Search the entries for the word "value" and copy each line that has it.

Dataset rows for apps and sites
^^^^^^^^^^^^^^^^

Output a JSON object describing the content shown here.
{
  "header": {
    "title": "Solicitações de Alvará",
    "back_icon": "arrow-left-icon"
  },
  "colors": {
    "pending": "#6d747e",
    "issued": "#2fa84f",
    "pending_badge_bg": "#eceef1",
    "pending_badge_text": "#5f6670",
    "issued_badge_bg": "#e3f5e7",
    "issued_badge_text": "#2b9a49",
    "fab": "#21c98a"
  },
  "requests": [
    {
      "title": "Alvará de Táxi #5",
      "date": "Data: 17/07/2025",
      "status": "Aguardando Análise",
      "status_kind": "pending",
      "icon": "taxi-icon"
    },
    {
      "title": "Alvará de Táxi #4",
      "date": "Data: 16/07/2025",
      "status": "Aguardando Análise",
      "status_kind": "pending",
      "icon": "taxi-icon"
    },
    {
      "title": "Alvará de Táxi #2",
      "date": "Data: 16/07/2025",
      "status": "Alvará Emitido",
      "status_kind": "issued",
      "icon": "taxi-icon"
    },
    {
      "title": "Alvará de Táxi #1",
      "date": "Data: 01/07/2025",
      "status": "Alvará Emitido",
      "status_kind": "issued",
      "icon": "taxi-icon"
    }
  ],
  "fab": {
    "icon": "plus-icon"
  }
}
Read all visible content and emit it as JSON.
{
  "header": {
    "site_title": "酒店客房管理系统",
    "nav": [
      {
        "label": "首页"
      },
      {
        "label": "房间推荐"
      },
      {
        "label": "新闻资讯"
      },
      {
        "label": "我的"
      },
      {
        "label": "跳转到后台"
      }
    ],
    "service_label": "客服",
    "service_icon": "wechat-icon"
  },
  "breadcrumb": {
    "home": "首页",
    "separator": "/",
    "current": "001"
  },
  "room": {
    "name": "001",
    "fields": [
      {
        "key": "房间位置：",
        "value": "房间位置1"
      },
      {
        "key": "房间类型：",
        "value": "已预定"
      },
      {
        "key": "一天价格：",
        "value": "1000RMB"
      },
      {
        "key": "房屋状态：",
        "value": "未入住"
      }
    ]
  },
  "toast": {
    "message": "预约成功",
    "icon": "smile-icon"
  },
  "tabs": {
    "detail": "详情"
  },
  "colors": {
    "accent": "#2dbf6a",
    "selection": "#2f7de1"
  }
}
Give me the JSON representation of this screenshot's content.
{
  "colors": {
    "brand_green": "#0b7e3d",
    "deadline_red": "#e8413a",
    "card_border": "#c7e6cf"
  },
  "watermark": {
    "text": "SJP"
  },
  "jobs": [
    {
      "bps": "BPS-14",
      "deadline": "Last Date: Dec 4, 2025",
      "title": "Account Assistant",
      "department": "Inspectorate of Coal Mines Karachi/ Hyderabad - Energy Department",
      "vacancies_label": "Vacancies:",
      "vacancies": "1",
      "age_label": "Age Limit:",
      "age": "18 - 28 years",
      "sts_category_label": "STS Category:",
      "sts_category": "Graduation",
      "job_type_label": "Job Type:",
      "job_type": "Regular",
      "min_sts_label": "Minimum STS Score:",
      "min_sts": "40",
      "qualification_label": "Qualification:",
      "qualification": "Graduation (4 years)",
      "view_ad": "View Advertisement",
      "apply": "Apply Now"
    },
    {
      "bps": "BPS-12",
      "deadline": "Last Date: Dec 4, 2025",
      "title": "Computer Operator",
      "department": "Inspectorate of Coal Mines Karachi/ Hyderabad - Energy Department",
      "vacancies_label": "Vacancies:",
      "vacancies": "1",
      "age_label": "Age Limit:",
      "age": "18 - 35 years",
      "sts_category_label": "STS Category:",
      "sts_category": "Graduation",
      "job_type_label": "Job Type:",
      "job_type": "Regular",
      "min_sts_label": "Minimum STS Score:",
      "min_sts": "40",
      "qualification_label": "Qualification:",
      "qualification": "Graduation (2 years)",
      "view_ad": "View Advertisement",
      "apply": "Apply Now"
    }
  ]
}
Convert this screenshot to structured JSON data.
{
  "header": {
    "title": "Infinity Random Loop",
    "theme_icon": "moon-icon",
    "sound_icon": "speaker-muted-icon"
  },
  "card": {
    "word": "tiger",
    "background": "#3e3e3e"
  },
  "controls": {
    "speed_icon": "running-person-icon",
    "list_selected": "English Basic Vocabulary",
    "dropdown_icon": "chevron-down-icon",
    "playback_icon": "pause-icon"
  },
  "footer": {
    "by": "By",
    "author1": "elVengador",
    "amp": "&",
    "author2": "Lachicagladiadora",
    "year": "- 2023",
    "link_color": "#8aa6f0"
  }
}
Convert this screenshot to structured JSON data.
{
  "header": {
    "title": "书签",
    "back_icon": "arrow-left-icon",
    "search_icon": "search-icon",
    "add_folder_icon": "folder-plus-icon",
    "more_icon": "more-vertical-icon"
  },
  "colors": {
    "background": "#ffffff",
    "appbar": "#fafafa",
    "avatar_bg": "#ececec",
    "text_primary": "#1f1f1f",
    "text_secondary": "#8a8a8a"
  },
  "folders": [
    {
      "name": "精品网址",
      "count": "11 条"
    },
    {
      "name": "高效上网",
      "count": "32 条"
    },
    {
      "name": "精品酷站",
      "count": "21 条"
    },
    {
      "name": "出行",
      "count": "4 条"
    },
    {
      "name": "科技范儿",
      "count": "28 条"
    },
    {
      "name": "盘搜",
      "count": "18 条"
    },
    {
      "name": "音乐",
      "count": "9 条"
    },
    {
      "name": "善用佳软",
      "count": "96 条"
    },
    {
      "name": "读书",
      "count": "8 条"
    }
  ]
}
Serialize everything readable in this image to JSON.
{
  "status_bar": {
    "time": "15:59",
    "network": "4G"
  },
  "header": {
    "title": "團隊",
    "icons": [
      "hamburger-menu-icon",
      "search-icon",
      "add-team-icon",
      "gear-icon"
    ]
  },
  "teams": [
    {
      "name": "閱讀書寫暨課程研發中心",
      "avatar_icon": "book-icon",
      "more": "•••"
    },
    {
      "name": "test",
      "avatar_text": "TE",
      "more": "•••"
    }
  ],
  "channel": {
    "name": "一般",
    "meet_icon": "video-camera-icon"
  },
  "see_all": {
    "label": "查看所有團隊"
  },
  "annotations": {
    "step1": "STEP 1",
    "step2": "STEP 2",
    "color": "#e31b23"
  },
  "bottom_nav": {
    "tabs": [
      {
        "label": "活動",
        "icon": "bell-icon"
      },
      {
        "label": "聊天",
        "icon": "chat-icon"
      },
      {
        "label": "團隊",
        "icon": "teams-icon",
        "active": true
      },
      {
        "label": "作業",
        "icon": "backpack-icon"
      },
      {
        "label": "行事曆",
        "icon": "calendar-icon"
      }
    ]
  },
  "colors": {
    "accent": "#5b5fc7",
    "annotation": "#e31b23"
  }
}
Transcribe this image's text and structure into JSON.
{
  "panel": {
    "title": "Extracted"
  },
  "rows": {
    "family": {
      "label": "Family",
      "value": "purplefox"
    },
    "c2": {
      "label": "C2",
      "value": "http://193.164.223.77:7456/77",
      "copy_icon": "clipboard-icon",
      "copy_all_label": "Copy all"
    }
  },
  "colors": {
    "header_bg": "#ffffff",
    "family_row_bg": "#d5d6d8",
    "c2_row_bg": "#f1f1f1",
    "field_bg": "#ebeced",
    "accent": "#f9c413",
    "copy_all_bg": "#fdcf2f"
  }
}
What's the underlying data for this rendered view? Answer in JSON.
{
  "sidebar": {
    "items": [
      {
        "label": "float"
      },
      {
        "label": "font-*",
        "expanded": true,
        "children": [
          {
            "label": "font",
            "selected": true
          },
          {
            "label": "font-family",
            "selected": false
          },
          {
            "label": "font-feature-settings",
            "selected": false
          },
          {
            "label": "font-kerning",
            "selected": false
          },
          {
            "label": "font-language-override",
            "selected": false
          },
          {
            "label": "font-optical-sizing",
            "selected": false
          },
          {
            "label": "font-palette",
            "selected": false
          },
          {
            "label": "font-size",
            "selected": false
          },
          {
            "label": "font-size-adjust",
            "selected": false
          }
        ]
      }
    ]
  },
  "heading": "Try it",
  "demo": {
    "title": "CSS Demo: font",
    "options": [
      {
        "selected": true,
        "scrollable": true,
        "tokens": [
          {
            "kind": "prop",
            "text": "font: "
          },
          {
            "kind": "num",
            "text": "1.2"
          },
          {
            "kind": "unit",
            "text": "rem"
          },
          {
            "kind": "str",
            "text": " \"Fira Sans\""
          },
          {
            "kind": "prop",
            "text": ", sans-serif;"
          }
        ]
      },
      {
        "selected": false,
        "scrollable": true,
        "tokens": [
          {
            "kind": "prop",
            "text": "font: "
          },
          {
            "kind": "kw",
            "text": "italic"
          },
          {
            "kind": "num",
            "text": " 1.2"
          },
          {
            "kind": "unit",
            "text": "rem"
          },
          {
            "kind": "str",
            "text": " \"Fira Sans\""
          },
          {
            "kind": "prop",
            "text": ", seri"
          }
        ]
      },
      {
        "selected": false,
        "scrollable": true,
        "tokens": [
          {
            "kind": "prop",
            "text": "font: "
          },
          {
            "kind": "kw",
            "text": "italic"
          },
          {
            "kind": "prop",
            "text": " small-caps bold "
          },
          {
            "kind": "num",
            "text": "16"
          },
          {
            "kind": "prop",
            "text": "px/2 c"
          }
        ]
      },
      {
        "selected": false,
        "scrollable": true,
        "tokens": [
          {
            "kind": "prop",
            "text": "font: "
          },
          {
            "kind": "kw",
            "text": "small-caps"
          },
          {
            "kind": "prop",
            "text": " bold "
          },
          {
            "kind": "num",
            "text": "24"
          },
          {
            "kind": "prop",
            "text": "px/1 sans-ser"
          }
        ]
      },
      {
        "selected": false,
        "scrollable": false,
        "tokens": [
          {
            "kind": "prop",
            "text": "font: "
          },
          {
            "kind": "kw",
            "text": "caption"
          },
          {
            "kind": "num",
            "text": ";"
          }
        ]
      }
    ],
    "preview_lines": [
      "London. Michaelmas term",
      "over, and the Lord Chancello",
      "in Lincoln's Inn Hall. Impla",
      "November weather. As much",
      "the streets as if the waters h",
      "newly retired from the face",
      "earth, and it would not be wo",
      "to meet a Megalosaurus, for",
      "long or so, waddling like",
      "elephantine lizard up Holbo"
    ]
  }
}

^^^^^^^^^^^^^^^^

**EXERCISE SOLUTION:**
        "value": "房间位置1"
        "value": "已预定"
        "value": "1000RMB"
        "value": "未入住"
      "value": "purplefox"
      "value": "http://193.164.223.77:7456/77",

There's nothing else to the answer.